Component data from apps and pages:
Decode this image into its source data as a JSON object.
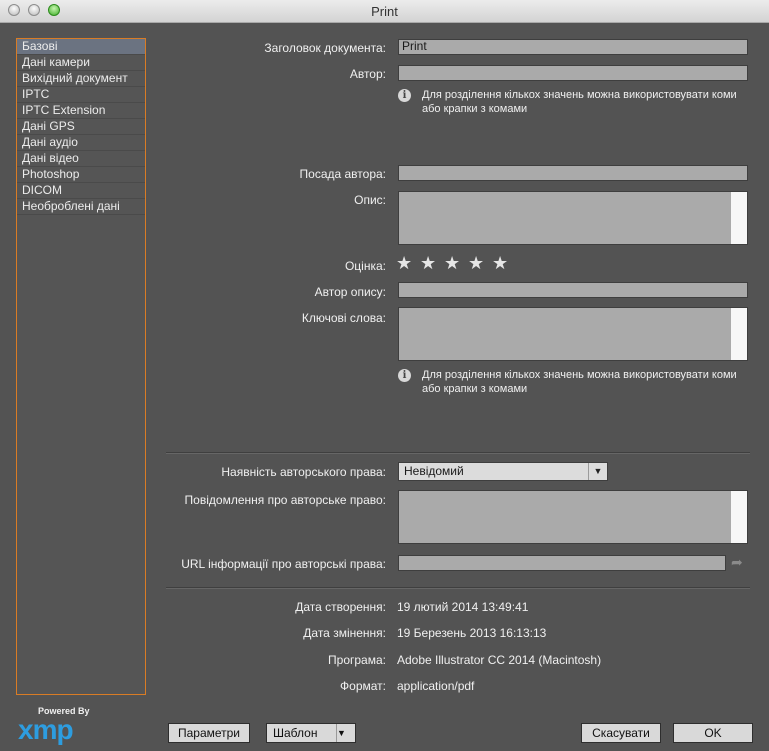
{
  "window": {
    "title": "Print"
  },
  "sidebar": {
    "items": [
      {
        "label": "Базові"
      },
      {
        "label": "Дані камери"
      },
      {
        "label": "Вихідний документ"
      },
      {
        "label": "IPTC"
      },
      {
        "label": "IPTC Extension"
      },
      {
        "label": "Дані GPS"
      },
      {
        "label": "Дані аудіо"
      },
      {
        "label": "Дані відео"
      },
      {
        "label": "Photoshop"
      },
      {
        "label": "DICOM"
      },
      {
        "label": "Необроблені дані"
      }
    ],
    "selected_index": 0
  },
  "branding": {
    "powered_by": "Powered By",
    "logo_text": "xmp",
    "logo_color": "#2d9de0"
  },
  "form": {
    "doc_title": {
      "label": "Заголовок документа:",
      "value": "Print"
    },
    "author": {
      "label": "Автор:",
      "value": ""
    },
    "author_hint": "Для розділення кількох значень можна використовувати коми або крапки з комами",
    "author_position": {
      "label": "Посада автора:",
      "value": ""
    },
    "description": {
      "label": "Опис:",
      "value": ""
    },
    "rating": {
      "label": "Оцінка:",
      "value": 0,
      "max": 5
    },
    "description_writer": {
      "label": "Автор опису:",
      "value": ""
    },
    "keywords": {
      "label": "Ключові слова:",
      "value": ""
    },
    "keywords_hint": "Для розділення кількох значень можна використовувати коми або крапки з комами",
    "copyright_status": {
      "label": "Наявність авторського права:",
      "value": "Невідомий"
    },
    "copyright_notice": {
      "label": "Повідомлення про авторське право:",
      "value": ""
    },
    "copyright_url": {
      "label": "URL інформації про авторські права:",
      "value": ""
    },
    "created": {
      "label": "Дата створення:",
      "value": "19  лютий  2014 13:49:41"
    },
    "modified": {
      "label": "Дата змінення:",
      "value": "19  Березень  2013 16:13:13"
    },
    "application": {
      "label": "Програма:",
      "value": "Adobe Illustrator CC 2014 (Macintosh)"
    },
    "format": {
      "label": "Формат:",
      "value": "application/pdf"
    }
  },
  "footer": {
    "preferences_label": "Параметри",
    "template_label": "Шаблон",
    "cancel_label": "Скасувати",
    "ok_label": "OK"
  },
  "colors": {
    "accent": "#d97c25",
    "selection": "#6b7381"
  }
}
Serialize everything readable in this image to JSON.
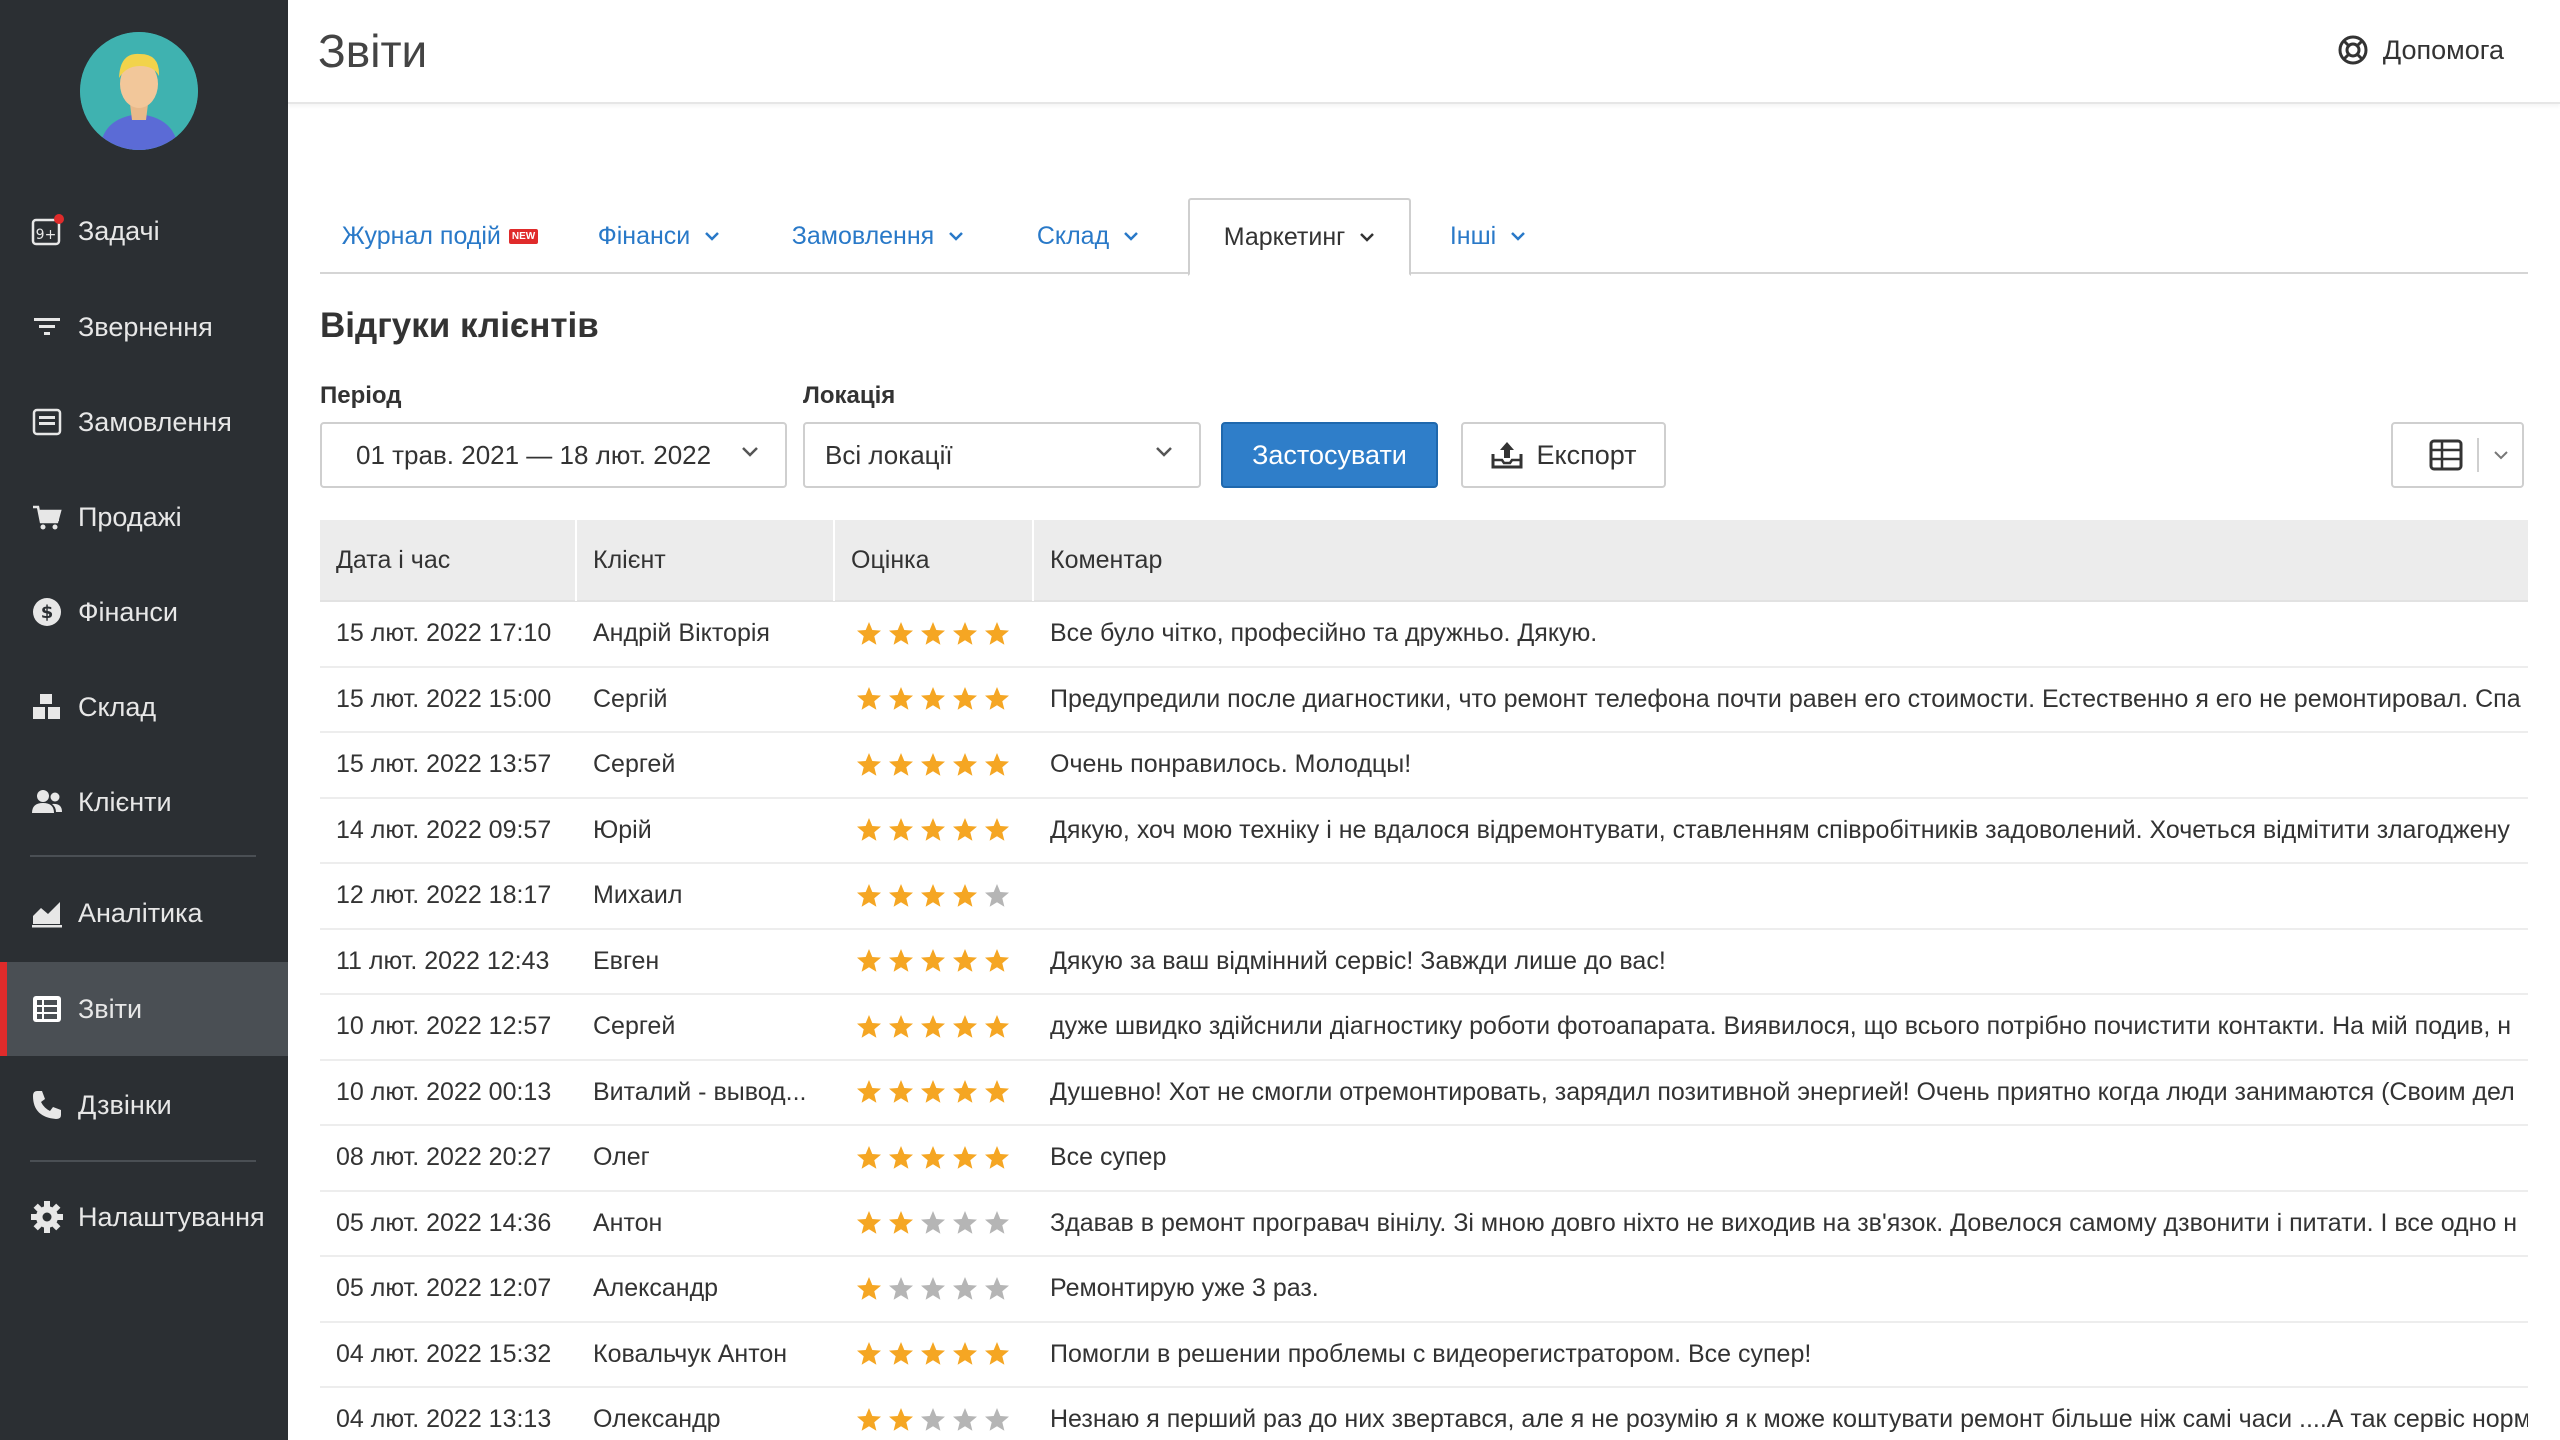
{
  "header": {
    "title": "Звіти",
    "help_label": "Допомога"
  },
  "sidebar": {
    "items": [
      {
        "label": "Задачі",
        "icon": "tasks-icon"
      },
      {
        "label": "Звернення",
        "icon": "filter-icon"
      },
      {
        "label": "Замовлення",
        "icon": "orders-icon"
      },
      {
        "label": "Продажі",
        "icon": "cart-icon"
      },
      {
        "label": "Фінанси",
        "icon": "dollar-icon"
      },
      {
        "label": "Склад",
        "icon": "boxes-icon"
      },
      {
        "label": "Клієнти",
        "icon": "users-icon"
      },
      {
        "label": "Аналітика",
        "icon": "chart-icon"
      },
      {
        "label": "Звіти",
        "icon": "reports-icon"
      },
      {
        "label": "Дзвінки",
        "icon": "phone-icon"
      },
      {
        "label": "Налаштування",
        "icon": "gear-icon"
      }
    ],
    "tasks_badge": "9+",
    "active": "Звіти"
  },
  "tabs": [
    {
      "label": "Журнал подій",
      "badge": "NEW"
    },
    {
      "label": "Фінанси"
    },
    {
      "label": "Замовлення"
    },
    {
      "label": "Склад"
    },
    {
      "label": "Маркетинг"
    },
    {
      "label": "Інші"
    }
  ],
  "active_tab": "Маркетинг",
  "section_title": "Відгуки клієнтів",
  "filters": {
    "period_label": "Період",
    "period_value": "01 трав. 2021 — 18 лют. 2022",
    "location_label": "Локація",
    "location_value": "Всі локації",
    "apply_label": "Застосувати",
    "export_label": "Експорт"
  },
  "table": {
    "columns": [
      "Дата і час",
      "Клієнт",
      "Оцінка",
      "Коментар"
    ],
    "rows": [
      {
        "date": "15 лют. 2022 17:10",
        "client": "Андрій Вікторія",
        "rating": 5,
        "comment": "Все було чітко, професійно та дружньо. Дякую."
      },
      {
        "date": "15 лют. 2022 15:00",
        "client": "Сергій",
        "rating": 5,
        "comment": "Предупредили после диагностики, что ремонт телефона почти равен его стоимости. Естественно я его не ремонтировал. Спа"
      },
      {
        "date": "15 лют. 2022 13:57",
        "client": "Сергей",
        "rating": 5,
        "comment": "Очень понравилось. Молодцы!"
      },
      {
        "date": "14 лют. 2022 09:57",
        "client": "Юрій",
        "rating": 5,
        "comment": "Дякую, хоч мою техніку і не вдалося відремонтувати, ставленням співробітників задоволений. Хочеться відмітити злагоджену"
      },
      {
        "date": "12 лют. 2022 18:17",
        "client": "Михаил",
        "rating": 4,
        "comment": ""
      },
      {
        "date": "11 лют. 2022 12:43",
        "client": "Евген",
        "rating": 5,
        "comment": "Дякую за ваш відмінний сервіс! Завжди лише до вас!"
      },
      {
        "date": "10 лют. 2022 12:57",
        "client": "Сергей",
        "rating": 5,
        "comment": "дуже швидко здійснили діагностику роботи фотоапарата. Виявилося, що всього потрібно почистити контакти. На мій подив, н"
      },
      {
        "date": "10 лют. 2022 00:13",
        "client": "Виталий - вывод...",
        "rating": 5,
        "comment": "Душевно! Хот не смогли отремонтировать, зарядил позитивной энергией! Очень приятно когда люди занимаются (Своим дел"
      },
      {
        "date": "08 лют. 2022 20:27",
        "client": "Олег",
        "rating": 5,
        "comment": "Все супер"
      },
      {
        "date": "05 лют. 2022 14:36",
        "client": "Антон",
        "rating": 2,
        "comment": "Здавав в ремонт програвач вінілу. Зі мною довго ніхто не виходив на зв'язок. Довелося самому дзвонити і питати. І все одно н"
      },
      {
        "date": "05 лют. 2022 12:07",
        "client": "Александр",
        "rating": 1,
        "comment": "Ремонтирую уже 3 раз."
      },
      {
        "date": "04 лют. 2022 15:32",
        "client": "Ковальчук Антон",
        "rating": 5,
        "comment": "Помогли в решении проблемы с видеорегистратором. Все супер!"
      },
      {
        "date": "04 лют. 2022 13:13",
        "client": "Олександр",
        "rating": 2,
        "comment": "Незнаю я перший раз до них звертався, але я не розумію я к може коштувати ремонт більше ніж самі часи ....А так сервіс норм"
      }
    ]
  },
  "colors": {
    "star_filled": "#f5a623",
    "star_empty": "#b5b5b5",
    "primary": "#2f7ec9",
    "sidebar": "#2b2f33",
    "active_marker": "#e02b2b"
  }
}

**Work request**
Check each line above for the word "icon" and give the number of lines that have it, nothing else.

**Your solution**
11